■ **EXERCISE DETAILS**
Go through the data below and return each line where the string "state" appears.

■ **EXTRACTED ENTRIES**
►

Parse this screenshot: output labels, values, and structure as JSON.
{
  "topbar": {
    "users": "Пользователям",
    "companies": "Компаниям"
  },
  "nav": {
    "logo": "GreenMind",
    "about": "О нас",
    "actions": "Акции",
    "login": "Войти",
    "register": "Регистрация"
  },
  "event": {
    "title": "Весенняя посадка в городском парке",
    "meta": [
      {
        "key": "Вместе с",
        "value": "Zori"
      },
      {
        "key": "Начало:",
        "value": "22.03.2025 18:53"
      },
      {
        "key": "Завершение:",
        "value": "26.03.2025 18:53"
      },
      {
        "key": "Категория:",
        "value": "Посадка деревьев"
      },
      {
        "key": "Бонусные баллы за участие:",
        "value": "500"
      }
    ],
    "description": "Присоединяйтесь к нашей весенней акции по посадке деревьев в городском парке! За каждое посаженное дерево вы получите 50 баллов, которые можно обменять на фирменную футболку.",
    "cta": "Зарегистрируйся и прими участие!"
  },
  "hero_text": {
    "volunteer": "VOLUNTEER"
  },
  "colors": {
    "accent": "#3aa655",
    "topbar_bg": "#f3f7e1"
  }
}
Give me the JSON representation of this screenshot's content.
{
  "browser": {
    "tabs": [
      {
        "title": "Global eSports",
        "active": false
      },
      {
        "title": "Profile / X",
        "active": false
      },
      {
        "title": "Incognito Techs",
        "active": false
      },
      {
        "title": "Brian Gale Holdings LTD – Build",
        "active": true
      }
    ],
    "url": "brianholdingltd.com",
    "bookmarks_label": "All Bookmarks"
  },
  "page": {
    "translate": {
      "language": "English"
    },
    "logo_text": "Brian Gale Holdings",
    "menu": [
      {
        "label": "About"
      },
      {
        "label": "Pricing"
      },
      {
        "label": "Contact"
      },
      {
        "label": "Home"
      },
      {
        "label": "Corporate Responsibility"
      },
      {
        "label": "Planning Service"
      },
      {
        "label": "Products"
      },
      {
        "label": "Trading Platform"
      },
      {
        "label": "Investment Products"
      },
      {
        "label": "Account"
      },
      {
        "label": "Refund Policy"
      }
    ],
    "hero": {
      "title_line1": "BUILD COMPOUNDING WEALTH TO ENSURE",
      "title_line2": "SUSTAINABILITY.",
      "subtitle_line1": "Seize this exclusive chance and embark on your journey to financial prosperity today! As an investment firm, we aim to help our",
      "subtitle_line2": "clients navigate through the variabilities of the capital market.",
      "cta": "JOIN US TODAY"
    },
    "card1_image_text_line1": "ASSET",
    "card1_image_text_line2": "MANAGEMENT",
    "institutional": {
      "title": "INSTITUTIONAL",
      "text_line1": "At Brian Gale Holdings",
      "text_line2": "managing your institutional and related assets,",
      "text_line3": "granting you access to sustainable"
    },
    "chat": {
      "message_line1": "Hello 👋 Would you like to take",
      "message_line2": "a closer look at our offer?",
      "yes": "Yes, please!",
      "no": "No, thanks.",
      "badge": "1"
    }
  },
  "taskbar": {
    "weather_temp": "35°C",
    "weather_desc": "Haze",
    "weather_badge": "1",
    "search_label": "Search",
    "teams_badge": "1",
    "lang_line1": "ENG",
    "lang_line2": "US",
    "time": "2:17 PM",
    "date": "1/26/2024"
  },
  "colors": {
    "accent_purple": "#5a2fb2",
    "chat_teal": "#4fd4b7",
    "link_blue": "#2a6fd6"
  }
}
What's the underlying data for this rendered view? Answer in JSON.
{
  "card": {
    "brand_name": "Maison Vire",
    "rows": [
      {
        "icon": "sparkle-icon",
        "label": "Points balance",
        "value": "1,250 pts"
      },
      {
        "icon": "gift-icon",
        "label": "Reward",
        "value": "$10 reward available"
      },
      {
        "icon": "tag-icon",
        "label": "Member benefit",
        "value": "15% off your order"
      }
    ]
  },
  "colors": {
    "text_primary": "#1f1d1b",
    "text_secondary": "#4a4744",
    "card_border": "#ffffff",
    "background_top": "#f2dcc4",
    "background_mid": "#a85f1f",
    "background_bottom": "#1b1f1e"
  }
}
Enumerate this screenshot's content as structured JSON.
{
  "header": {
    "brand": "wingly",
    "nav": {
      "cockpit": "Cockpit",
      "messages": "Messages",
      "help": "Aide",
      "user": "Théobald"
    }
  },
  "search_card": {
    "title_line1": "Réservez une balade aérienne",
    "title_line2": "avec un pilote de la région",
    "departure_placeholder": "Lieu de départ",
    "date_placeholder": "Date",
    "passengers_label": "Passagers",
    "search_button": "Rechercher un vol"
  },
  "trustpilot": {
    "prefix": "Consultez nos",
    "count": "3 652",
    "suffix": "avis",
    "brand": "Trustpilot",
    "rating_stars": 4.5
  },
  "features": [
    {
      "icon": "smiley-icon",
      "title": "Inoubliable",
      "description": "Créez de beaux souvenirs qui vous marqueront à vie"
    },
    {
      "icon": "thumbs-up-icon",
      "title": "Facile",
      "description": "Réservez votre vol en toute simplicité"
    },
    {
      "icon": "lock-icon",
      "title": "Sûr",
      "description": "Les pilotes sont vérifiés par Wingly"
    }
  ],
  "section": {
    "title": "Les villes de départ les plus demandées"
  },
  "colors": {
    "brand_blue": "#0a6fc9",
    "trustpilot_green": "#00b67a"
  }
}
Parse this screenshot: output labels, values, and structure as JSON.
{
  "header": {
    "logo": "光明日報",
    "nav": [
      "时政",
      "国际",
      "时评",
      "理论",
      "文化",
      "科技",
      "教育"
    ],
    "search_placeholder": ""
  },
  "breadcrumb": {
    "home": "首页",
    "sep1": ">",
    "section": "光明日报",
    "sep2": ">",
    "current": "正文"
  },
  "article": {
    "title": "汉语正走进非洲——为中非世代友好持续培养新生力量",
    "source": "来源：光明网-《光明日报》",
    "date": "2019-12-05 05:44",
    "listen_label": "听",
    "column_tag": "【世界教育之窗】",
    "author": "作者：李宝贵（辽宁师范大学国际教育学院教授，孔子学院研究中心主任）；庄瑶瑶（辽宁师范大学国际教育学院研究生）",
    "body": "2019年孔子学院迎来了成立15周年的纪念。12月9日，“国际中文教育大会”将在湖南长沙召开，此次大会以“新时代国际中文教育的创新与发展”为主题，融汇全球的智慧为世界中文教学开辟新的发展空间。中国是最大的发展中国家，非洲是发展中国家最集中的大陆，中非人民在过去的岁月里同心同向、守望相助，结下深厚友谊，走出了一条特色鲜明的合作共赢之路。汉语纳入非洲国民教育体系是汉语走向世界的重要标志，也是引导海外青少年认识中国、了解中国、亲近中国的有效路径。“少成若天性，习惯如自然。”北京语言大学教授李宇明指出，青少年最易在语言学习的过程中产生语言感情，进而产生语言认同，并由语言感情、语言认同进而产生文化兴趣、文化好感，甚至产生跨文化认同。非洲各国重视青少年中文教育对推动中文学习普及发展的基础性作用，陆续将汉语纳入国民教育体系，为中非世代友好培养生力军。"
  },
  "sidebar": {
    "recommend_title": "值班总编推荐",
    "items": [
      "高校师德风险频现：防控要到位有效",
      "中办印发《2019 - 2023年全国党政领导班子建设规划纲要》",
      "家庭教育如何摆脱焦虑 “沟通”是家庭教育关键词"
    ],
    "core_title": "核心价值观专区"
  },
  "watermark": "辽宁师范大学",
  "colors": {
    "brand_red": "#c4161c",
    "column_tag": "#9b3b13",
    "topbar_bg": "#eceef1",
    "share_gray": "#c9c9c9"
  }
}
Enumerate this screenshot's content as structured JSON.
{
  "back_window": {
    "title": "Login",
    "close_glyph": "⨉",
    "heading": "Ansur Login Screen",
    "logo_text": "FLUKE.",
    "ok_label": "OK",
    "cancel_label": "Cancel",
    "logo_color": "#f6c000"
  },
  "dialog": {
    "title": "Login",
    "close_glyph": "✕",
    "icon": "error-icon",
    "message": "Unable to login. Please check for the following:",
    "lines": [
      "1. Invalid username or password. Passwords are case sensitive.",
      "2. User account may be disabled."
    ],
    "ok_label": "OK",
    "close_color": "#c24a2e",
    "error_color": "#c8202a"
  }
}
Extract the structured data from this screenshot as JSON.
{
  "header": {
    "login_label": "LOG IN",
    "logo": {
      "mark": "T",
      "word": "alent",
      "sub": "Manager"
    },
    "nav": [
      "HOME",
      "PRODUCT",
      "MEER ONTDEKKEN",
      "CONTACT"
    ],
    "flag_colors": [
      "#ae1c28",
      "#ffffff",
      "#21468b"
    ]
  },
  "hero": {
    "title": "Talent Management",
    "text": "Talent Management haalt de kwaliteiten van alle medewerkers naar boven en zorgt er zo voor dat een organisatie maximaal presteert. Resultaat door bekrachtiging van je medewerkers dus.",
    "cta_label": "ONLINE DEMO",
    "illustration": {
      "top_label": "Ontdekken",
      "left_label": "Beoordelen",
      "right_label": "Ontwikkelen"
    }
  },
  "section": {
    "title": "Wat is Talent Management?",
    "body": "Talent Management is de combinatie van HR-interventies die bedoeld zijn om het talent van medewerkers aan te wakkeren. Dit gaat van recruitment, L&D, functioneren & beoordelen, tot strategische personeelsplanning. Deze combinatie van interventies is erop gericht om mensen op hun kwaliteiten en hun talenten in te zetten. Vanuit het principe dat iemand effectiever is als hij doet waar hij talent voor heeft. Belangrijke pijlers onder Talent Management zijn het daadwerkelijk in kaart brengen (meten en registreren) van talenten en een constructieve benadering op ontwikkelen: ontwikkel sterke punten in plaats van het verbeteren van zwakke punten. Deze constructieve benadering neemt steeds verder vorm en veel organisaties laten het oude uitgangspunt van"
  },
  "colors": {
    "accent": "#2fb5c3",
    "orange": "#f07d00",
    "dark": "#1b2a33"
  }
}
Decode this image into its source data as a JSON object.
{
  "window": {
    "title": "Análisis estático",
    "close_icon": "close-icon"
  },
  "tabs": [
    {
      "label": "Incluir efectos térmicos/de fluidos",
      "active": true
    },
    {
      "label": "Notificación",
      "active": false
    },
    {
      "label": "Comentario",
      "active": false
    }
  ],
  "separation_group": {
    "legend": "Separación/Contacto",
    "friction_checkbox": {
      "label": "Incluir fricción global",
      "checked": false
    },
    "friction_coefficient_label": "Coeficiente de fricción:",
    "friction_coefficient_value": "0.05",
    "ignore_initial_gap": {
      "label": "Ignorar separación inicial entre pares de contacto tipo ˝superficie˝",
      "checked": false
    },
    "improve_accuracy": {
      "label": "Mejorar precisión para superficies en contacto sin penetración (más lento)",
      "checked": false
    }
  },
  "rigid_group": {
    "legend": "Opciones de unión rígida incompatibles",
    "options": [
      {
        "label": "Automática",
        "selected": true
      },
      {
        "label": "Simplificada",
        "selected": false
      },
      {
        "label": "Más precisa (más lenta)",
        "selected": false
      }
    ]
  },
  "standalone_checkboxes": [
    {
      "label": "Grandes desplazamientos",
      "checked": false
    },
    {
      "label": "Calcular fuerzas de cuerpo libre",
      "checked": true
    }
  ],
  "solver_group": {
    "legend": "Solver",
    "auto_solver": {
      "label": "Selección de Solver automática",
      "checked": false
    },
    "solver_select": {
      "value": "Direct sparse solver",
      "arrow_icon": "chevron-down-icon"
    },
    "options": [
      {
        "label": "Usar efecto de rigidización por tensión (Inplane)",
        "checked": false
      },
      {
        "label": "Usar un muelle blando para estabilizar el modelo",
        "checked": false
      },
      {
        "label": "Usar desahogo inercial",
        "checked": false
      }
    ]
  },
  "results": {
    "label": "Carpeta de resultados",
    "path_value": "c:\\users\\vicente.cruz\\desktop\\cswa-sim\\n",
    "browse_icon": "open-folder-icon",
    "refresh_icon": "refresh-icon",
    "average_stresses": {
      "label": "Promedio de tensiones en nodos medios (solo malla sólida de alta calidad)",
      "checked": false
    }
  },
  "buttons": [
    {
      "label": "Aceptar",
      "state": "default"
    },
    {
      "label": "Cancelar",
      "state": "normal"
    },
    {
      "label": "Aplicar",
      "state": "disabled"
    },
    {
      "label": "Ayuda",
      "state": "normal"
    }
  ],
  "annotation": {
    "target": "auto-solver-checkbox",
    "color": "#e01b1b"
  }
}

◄

■ **REPLY**
      "state": "default"
      "state": "normal"
      "state": "disabled"
      "state": "normal"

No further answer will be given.